= THE TASK =
Set the records down again exactly, apart from any pictures in them.

= EXTRACTED RECORDS =

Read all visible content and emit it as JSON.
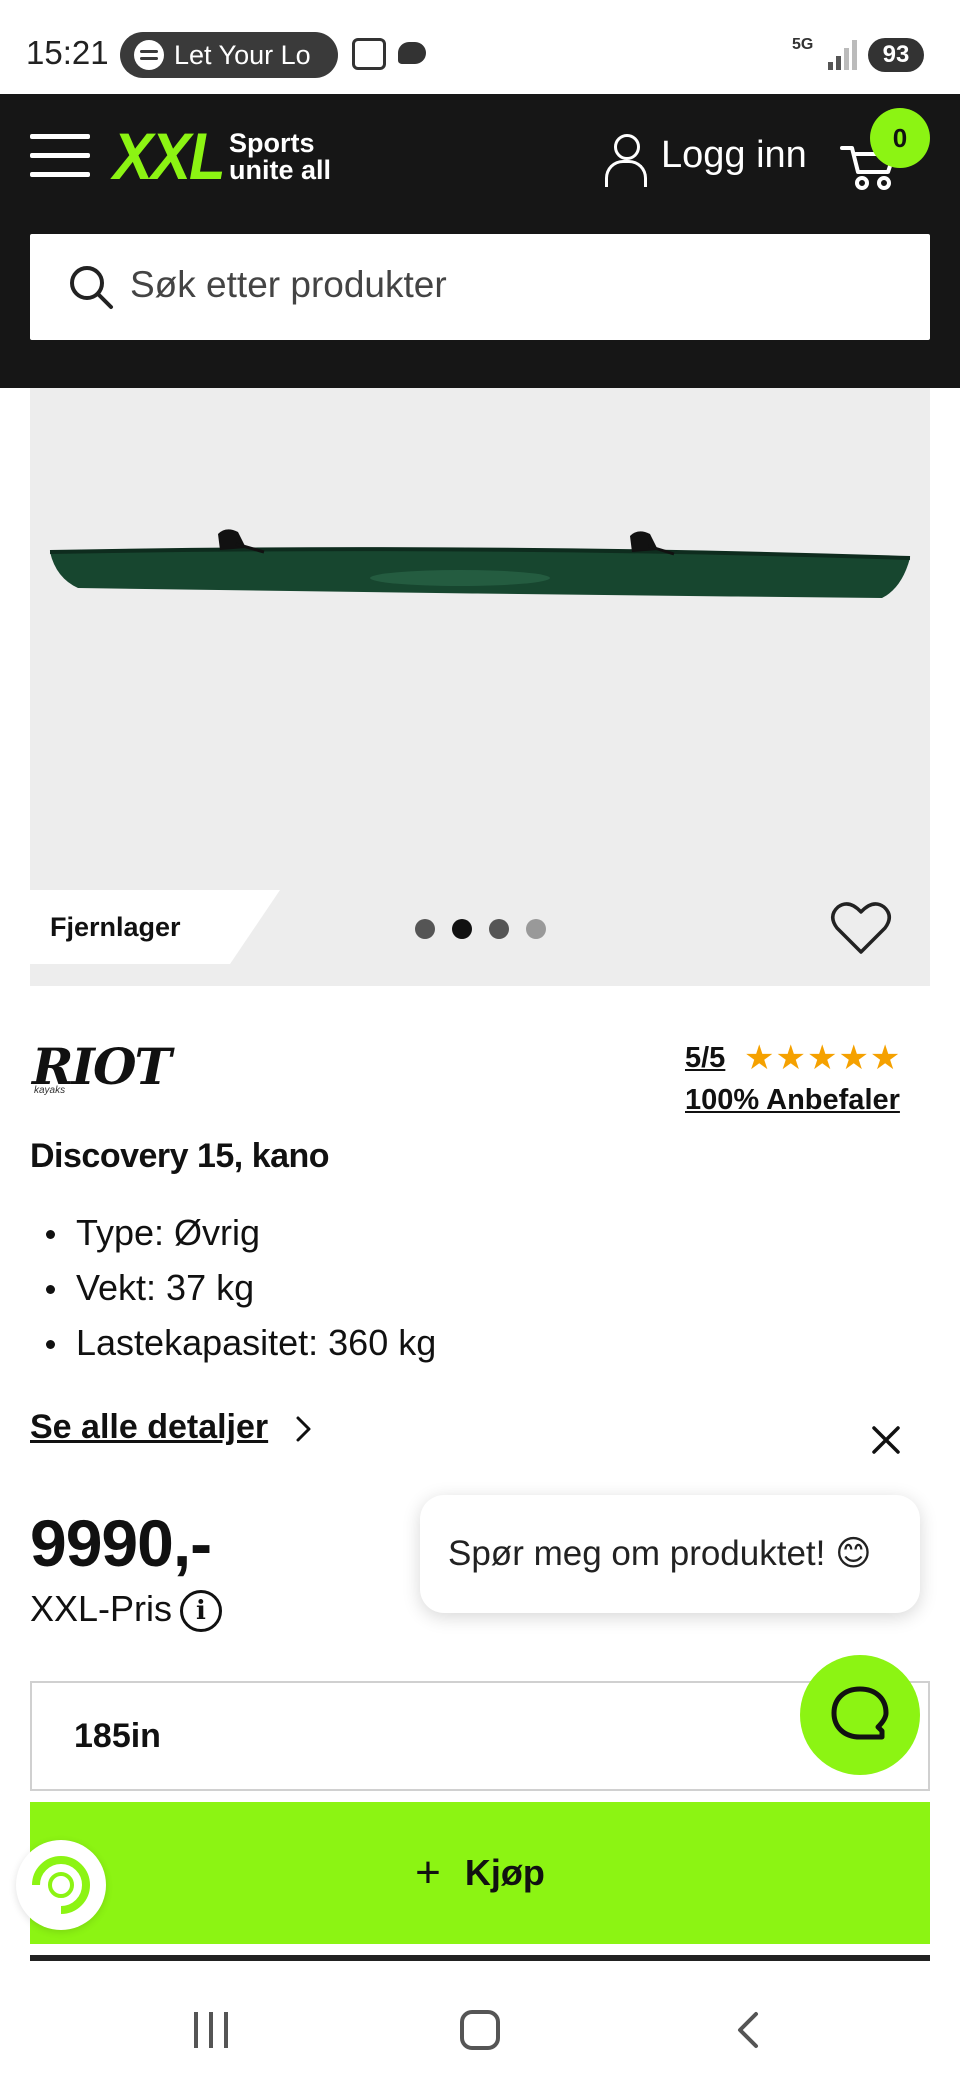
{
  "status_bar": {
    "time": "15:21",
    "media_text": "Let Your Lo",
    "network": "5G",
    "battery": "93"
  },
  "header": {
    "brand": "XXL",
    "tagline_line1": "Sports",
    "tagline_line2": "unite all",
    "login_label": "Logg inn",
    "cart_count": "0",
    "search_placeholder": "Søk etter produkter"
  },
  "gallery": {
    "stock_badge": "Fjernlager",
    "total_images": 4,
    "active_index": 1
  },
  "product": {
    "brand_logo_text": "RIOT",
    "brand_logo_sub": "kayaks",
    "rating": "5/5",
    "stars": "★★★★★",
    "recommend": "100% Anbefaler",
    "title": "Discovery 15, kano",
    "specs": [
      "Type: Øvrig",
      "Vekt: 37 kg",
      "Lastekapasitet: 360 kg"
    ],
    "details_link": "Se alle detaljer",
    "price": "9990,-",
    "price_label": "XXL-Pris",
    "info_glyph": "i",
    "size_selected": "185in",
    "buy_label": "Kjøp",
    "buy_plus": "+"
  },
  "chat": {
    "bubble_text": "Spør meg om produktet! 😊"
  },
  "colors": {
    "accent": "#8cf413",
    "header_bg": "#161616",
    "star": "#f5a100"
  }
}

= RESULT =
Read all visible content and emit it as JSON.
{
  "status_bar": {
    "time": "15:21",
    "media_text": "Let Your Lo",
    "network": "5G",
    "battery": "93"
  },
  "header": {
    "brand": "XXL",
    "tagline_line1": "Sports",
    "tagline_line2": "unite all",
    "login_label": "Logg inn",
    "cart_count": "0",
    "search_placeholder": "Søk etter produkter"
  },
  "gallery": {
    "stock_badge": "Fjernlager",
    "total_images": 4,
    "active_index": 1
  },
  "product": {
    "brand_logo_text": "RIOT",
    "brand_logo_sub": "kayaks",
    "rating": "5/5",
    "stars": "★★★★★",
    "recommend": "100% Anbefaler",
    "title": "Discovery 15, kano",
    "specs": [
      "Type: Øvrig",
      "Vekt: 37 kg",
      "Lastekapasitet: 360 kg"
    ],
    "details_link": "Se alle detaljer",
    "price": "9990,-",
    "price_label": "XXL-Pris",
    "info_glyph": "i",
    "size_selected": "185in",
    "buy_label": "Kjøp",
    "buy_plus": "+"
  },
  "chat": {
    "bubble_text": "Spør meg om produktet! 😊"
  },
  "colors": {
    "accent": "#8cf413",
    "header_bg": "#161616",
    "star": "#f5a100"
  }
}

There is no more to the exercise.